On Monday, Royal Dutch Shell announced that it will acquire a 43.86-percent stake in a Nashville-based solar plant company called Silicon Ranch Corporation. The deal could be worth up to $217 million, according to Reuters.
The oil and gas industry of the Netherlands is one of the largest in the world, and, by its own account, it records access of $233.6 billion in 2016 and $4.8 billion in net income. The $217 million that has been set aside for US-based solar investment is a fraction of that, but it shows some willingness to acknowledge a future, however distant, in which oil and gas may not dominate on energy and transportation sectors.
The move follows oil and gas giant BP (formerly British Petroleum), which has invested $200 million in European solar development. Fire source a month ago.
Currently, Silicon Farm has 880 megawatts of solar power installed 14 states in the US. In 2016, Shell established the “New Energies” division to prepare for a future in which governments are cracking down on oil and carbon-intensive energy. “In November, Shell doubled its planned investment in the new energy division… to $1 billion-$2 billion until 2020,” Reuters notes.
Shell has also been trying to use its business acumen in gasoline production and marketing by funding pilot hydrogen fuel cell projects.

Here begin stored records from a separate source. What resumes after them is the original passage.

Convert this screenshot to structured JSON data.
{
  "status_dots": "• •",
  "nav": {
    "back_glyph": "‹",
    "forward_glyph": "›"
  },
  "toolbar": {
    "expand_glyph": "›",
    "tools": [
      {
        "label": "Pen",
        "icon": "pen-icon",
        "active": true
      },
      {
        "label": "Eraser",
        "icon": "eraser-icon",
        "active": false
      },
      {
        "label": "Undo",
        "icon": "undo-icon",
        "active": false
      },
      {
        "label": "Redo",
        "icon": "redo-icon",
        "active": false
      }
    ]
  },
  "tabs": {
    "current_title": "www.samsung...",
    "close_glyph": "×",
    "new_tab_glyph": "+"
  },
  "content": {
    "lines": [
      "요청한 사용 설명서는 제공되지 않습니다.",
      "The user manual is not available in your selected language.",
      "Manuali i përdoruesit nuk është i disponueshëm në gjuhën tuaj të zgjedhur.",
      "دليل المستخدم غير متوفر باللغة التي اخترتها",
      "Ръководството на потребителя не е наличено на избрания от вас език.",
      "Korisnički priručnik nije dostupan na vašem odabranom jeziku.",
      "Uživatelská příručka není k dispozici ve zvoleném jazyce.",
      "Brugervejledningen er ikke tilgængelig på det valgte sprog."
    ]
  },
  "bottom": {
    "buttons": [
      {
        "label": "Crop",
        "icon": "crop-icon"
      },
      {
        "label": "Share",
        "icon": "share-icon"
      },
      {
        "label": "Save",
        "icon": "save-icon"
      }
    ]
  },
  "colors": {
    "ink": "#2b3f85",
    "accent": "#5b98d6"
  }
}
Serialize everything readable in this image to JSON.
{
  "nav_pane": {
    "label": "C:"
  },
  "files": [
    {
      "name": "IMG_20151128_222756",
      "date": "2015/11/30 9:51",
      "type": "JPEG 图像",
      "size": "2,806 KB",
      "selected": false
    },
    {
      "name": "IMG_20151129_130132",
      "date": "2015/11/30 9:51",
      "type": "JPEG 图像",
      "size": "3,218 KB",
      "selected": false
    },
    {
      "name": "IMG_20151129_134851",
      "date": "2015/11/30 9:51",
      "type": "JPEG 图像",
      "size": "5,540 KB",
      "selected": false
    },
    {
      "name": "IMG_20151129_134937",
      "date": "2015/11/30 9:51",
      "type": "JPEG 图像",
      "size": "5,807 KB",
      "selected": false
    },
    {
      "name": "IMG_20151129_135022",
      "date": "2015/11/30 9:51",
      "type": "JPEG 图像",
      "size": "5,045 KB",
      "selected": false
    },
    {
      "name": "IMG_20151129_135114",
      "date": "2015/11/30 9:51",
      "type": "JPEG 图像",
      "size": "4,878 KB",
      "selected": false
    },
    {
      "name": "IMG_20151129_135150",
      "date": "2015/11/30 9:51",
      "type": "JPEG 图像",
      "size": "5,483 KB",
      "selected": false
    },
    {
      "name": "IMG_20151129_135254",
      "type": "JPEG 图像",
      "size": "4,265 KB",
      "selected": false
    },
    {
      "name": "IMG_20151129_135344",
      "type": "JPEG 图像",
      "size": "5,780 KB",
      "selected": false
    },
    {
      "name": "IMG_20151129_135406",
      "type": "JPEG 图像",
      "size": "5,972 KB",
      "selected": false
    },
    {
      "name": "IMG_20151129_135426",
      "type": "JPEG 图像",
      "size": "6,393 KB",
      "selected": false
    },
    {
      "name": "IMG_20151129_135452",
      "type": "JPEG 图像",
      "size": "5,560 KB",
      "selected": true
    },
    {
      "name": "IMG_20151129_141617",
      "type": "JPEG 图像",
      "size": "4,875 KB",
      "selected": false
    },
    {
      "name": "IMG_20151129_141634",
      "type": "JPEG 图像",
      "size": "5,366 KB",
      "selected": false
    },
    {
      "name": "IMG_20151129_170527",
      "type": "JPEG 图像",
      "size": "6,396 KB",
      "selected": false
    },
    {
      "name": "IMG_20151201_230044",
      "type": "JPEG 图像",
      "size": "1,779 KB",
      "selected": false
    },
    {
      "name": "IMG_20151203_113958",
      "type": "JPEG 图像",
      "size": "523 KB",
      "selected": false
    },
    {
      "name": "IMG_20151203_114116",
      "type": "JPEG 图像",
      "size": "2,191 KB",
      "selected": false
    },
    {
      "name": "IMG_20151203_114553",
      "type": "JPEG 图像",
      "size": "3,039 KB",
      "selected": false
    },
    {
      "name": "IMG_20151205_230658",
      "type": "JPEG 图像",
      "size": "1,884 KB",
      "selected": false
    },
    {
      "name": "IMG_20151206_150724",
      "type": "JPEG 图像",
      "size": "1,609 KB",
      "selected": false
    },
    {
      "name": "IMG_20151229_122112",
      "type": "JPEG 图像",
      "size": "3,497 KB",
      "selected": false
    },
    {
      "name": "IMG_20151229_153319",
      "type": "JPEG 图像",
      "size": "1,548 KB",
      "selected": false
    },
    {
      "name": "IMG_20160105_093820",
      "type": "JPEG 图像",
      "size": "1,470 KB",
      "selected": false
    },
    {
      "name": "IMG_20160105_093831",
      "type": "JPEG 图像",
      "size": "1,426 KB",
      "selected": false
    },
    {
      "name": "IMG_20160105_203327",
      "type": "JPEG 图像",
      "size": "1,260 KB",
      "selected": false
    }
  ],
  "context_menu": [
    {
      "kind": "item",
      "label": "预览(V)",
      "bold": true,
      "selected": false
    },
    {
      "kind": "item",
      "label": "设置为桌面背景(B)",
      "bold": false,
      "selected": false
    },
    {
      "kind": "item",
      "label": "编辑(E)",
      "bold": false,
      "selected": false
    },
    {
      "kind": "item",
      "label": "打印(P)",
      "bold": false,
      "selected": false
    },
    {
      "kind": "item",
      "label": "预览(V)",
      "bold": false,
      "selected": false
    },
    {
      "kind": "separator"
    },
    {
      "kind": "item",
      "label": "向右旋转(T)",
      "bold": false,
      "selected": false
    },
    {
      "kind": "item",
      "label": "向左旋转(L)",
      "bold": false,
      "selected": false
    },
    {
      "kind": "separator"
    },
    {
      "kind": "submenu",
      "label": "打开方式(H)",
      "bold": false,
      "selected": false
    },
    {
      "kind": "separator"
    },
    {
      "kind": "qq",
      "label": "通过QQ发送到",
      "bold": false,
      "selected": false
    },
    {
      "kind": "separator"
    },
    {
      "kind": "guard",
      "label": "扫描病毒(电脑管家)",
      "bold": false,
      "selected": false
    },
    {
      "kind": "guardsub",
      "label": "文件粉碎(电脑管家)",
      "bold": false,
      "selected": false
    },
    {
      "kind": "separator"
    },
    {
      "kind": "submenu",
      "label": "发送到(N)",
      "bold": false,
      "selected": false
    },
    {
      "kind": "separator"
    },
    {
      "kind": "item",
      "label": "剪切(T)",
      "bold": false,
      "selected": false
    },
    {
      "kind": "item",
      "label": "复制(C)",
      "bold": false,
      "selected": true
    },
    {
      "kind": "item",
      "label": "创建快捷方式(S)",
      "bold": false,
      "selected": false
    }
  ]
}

Reuters notes that this is not Shell’s first entry into the solar market: “Shell first entered the solar sector when it acquired Siemens Solar in 2002, only to sell the entire business six years later. He also retained a small stake in Showa Shell’s solar business after selling most of the business in 2016.”
However, Shell cannot be ahead when it comes to reducing carbon emissions. Today, the company also announced its first investment in the UK North Sea oil field in six years, which will include eight new wells and a floating production, storage, and transportation vessel.
“Peak production would be the equivalent of 45,000 barrels a day, with a break-even price of less than $40 a barrel,” Bloomberg reported.
Last week, New York City sued Shell and a number of other oil companies for the cost of adapting to climate change. The city also promised to divest its pension from oil companies.